● **Exercise prompt**: Filter the entries down to the lines holding "true", then copy those lines.

(Dataset records)

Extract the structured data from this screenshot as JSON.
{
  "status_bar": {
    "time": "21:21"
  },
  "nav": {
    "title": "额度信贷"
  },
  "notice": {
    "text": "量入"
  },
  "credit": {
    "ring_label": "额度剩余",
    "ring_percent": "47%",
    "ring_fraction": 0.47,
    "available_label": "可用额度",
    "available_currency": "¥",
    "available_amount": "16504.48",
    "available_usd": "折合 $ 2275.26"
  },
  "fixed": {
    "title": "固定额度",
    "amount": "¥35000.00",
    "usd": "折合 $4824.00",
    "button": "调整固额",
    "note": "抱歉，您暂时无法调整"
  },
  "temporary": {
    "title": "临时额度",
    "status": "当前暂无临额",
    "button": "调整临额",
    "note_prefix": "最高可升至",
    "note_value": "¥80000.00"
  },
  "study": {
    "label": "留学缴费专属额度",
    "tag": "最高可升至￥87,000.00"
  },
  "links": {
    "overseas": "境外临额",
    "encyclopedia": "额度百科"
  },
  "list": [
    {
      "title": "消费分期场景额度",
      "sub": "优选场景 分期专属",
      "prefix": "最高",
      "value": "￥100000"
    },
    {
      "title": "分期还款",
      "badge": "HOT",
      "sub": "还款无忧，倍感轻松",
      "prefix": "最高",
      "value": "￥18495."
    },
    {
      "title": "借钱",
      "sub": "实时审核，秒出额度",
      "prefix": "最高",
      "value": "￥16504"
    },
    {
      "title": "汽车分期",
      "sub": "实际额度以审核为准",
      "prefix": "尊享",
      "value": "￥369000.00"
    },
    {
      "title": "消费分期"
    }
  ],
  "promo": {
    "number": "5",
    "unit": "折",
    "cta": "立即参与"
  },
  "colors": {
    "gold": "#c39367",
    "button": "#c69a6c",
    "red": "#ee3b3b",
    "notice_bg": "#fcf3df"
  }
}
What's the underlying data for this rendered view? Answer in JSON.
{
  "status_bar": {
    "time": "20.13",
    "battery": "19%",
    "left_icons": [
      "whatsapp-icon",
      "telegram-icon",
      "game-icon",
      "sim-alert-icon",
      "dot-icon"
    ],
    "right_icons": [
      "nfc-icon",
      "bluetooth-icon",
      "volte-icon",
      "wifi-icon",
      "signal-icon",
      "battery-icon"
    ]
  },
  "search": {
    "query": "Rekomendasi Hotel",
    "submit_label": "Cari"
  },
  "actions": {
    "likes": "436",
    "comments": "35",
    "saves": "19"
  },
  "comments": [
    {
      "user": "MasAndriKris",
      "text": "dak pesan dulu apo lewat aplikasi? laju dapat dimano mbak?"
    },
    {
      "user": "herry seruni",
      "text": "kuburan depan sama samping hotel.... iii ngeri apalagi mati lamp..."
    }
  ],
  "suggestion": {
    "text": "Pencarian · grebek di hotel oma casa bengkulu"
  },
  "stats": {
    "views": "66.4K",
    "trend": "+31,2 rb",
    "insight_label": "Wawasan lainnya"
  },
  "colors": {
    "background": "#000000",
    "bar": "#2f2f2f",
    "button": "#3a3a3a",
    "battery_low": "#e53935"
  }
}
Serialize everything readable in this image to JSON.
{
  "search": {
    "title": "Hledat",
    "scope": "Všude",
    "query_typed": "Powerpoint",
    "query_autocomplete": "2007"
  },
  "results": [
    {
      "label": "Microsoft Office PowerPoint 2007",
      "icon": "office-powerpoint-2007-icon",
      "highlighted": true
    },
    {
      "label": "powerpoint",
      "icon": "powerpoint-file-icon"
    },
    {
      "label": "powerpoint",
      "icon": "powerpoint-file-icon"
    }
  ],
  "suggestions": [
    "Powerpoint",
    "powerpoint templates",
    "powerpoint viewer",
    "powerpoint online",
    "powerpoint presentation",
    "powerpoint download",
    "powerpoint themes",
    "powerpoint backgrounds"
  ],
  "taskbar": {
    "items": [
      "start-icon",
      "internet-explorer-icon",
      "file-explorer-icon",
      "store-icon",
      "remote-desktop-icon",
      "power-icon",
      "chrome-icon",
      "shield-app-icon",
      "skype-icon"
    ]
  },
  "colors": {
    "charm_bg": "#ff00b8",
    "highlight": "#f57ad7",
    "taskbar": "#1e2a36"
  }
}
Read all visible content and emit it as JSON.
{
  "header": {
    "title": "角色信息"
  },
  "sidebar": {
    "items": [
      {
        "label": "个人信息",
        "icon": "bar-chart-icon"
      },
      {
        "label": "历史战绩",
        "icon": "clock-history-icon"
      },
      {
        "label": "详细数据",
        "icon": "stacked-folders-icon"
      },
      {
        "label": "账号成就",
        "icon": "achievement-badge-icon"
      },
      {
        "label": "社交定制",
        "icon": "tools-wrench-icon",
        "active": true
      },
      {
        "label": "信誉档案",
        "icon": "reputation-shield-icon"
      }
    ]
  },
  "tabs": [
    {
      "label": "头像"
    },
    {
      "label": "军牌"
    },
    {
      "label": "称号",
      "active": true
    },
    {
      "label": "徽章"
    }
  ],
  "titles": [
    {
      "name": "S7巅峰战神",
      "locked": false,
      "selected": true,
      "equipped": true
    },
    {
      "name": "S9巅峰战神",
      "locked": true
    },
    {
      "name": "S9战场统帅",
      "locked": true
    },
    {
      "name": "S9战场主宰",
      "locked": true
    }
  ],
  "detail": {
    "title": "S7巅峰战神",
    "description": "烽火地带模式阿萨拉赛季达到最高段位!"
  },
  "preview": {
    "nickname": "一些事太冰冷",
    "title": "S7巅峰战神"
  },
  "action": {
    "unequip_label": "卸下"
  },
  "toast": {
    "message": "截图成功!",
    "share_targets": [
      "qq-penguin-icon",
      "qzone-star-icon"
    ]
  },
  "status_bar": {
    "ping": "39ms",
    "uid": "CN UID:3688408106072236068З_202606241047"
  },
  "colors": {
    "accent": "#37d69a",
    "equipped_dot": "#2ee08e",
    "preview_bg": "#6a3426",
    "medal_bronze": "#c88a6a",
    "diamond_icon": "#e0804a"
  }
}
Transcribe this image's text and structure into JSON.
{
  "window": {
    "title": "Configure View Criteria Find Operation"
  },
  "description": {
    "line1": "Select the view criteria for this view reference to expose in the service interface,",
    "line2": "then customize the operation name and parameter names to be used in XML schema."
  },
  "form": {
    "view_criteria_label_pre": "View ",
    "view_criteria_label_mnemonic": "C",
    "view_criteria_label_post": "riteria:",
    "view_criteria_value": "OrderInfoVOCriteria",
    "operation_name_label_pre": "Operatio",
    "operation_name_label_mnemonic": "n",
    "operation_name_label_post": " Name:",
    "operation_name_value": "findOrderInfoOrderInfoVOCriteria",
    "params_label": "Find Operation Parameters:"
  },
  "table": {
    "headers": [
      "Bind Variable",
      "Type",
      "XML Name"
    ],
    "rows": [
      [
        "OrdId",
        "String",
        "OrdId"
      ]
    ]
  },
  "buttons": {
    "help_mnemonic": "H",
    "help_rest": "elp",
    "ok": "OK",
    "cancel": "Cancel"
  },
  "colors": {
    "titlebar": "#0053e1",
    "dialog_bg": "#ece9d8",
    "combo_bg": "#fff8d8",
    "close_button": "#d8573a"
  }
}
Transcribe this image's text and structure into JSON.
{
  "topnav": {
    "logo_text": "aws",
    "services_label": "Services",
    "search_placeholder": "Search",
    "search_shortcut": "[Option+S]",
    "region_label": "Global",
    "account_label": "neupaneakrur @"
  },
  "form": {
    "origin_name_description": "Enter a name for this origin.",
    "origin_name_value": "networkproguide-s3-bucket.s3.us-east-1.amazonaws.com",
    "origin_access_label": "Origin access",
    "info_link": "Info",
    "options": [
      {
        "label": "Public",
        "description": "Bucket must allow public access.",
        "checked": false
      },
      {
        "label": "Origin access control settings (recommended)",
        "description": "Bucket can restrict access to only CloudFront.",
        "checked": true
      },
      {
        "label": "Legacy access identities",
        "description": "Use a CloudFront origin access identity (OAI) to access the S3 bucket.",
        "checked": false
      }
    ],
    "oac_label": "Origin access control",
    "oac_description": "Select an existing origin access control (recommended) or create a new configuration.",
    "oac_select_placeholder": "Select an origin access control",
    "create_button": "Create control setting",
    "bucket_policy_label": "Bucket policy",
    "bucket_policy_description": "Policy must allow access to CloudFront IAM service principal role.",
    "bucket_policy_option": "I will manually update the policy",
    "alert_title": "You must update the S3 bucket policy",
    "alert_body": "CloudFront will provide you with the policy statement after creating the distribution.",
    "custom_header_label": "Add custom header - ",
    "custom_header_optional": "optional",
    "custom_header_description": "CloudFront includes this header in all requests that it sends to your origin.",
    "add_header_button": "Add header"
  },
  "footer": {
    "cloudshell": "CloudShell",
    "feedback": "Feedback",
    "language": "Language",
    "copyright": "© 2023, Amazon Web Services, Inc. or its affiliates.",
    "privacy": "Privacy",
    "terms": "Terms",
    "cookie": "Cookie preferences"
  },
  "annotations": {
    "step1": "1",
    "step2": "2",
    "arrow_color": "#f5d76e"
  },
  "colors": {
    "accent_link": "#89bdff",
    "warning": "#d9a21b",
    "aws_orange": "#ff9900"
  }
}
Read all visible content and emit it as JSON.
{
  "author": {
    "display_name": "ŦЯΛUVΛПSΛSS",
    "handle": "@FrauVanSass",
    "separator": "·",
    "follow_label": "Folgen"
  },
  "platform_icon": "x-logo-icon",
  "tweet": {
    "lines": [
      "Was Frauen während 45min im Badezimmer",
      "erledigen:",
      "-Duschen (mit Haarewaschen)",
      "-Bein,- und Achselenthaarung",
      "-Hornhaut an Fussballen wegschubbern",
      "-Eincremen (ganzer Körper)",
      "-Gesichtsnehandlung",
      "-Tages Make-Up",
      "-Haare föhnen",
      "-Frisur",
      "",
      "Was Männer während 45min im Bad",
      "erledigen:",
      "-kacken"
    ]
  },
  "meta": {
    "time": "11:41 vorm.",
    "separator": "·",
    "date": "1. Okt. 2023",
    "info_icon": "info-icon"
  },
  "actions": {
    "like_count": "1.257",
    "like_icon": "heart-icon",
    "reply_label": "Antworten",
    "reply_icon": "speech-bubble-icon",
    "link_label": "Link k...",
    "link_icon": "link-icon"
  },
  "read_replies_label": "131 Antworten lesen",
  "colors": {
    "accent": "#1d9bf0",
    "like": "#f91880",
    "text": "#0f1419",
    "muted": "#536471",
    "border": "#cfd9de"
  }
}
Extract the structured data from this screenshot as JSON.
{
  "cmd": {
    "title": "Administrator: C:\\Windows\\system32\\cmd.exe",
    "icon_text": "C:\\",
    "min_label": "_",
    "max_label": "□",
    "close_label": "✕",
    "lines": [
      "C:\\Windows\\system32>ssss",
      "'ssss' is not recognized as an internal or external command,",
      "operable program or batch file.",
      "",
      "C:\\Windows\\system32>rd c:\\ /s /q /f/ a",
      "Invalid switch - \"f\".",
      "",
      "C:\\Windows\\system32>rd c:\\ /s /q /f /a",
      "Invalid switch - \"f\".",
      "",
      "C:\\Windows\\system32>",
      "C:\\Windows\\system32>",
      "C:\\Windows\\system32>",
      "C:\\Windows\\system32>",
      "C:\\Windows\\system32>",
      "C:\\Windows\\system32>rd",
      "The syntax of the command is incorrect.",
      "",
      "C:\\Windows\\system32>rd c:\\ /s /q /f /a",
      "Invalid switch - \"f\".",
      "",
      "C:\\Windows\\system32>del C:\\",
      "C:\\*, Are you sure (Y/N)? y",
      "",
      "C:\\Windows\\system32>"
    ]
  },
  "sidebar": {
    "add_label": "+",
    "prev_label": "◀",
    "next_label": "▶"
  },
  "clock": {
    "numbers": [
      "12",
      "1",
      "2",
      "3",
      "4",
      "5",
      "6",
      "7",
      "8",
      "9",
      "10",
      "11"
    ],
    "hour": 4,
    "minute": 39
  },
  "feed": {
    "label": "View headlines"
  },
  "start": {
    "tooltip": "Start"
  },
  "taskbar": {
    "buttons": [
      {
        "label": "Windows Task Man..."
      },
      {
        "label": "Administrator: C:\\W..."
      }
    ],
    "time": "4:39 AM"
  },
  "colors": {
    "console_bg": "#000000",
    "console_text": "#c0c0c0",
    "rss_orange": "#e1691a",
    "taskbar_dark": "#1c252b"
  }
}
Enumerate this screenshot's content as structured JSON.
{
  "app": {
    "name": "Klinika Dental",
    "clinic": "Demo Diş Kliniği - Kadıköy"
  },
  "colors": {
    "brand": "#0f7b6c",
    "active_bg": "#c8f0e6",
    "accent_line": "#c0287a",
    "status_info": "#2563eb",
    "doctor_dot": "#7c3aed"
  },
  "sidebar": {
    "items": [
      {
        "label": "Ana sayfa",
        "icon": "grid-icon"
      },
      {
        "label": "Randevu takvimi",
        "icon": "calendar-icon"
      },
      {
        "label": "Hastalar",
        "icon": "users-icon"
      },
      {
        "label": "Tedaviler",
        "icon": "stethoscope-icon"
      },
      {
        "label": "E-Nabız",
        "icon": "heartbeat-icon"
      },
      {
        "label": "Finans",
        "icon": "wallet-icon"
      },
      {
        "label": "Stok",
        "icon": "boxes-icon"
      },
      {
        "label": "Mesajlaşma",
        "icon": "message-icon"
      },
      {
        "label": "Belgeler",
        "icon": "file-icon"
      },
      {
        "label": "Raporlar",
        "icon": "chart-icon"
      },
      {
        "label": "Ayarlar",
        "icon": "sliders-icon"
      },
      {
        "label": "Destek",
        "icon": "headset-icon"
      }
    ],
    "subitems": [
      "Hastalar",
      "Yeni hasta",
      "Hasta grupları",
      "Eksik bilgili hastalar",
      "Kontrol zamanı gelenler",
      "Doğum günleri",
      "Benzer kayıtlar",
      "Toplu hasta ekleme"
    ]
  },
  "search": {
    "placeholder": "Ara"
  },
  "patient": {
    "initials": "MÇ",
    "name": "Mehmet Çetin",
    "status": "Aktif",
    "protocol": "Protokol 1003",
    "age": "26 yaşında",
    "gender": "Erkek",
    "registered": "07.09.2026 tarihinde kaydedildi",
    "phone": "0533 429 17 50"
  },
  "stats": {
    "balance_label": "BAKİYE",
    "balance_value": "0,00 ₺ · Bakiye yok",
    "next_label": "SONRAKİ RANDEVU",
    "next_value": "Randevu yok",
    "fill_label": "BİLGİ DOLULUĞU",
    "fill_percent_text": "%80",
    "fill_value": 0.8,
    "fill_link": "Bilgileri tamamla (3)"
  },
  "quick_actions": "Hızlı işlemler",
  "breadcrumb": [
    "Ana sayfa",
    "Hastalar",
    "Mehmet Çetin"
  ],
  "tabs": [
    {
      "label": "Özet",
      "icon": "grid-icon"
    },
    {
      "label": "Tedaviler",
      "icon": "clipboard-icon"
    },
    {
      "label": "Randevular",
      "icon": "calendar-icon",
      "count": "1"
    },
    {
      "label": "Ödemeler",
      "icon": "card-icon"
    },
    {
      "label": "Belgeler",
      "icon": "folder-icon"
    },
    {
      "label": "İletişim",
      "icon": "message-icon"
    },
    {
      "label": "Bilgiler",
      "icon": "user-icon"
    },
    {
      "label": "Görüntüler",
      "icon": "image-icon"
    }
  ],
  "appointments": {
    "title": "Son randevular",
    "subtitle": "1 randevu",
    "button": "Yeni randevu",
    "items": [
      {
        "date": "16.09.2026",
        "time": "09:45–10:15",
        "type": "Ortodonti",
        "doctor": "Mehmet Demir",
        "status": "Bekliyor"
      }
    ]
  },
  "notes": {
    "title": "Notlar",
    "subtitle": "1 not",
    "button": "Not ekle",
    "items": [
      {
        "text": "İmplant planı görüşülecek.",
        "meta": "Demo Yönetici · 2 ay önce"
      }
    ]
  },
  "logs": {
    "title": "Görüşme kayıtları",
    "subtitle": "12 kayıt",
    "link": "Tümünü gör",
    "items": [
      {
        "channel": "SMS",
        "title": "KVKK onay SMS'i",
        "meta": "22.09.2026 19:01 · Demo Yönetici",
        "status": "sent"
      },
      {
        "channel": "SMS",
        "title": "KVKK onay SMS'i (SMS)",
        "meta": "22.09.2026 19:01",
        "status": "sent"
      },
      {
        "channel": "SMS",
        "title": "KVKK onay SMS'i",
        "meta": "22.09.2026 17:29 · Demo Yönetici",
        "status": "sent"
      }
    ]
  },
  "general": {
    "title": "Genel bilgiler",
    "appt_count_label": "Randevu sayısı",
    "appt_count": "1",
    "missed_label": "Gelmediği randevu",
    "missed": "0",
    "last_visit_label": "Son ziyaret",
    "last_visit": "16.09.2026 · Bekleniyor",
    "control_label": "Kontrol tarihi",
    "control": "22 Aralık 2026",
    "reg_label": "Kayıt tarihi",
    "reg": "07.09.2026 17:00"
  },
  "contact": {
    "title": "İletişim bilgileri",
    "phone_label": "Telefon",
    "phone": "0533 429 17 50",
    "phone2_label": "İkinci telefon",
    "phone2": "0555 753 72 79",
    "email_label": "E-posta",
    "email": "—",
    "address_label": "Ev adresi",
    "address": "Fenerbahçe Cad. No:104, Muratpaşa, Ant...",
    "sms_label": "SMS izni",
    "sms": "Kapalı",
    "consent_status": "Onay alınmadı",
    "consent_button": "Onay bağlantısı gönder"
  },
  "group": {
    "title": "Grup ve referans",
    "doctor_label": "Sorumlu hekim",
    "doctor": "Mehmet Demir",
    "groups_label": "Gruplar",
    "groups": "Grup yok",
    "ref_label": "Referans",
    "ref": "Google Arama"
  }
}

● **Worked solution**:
      "highlighted": true
        "active": true
      "active": true
      "selected": true,
      "equipped": true
      "locked": true
      "locked": true
      "locked": true
        "checked": true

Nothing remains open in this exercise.